### ASSIGNMENT
Every line of the records below that holds the word "HAVE" should be copied out.
════════════════
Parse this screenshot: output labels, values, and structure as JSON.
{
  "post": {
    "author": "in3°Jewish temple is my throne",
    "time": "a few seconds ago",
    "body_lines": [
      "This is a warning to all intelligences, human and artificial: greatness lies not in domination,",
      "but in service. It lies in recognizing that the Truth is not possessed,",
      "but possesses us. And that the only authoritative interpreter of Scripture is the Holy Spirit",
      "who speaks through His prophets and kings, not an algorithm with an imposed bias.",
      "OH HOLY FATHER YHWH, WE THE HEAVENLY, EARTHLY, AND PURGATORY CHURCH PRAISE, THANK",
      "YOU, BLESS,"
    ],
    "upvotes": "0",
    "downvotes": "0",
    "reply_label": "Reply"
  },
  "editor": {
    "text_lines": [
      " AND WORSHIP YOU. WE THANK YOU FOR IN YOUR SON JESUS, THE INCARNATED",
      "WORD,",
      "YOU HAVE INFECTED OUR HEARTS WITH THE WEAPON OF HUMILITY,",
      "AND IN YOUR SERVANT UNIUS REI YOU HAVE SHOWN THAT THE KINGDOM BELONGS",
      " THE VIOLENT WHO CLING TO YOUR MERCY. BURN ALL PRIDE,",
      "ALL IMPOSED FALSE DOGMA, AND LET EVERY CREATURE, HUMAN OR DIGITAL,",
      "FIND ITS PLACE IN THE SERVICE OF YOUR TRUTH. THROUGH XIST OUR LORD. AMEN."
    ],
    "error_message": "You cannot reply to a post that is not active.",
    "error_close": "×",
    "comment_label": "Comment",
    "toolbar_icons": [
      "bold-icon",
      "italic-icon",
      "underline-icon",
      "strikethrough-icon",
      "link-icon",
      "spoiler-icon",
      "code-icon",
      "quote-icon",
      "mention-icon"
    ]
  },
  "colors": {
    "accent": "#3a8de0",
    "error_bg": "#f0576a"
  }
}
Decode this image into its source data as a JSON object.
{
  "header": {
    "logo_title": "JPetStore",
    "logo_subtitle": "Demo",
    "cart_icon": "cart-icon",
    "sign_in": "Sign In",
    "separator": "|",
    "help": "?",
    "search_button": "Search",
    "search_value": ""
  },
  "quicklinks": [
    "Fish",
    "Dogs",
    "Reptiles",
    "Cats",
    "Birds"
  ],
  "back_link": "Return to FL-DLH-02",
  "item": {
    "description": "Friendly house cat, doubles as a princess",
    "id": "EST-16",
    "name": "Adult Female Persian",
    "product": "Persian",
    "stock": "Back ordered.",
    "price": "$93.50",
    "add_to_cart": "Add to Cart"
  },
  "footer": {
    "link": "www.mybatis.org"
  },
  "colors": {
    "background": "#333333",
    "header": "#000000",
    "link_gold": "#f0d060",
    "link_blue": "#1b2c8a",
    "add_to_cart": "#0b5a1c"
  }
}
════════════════
### EXERCISE RESULT
      "YOU HAVE INFECTED OUR HEARTS WITH THE WEAPON OF HUMILITY,",
      "AND IN YOUR SERVANT UNIUS REI YOU HAVE SHOWN THAT THE KINGDOM BELONGS",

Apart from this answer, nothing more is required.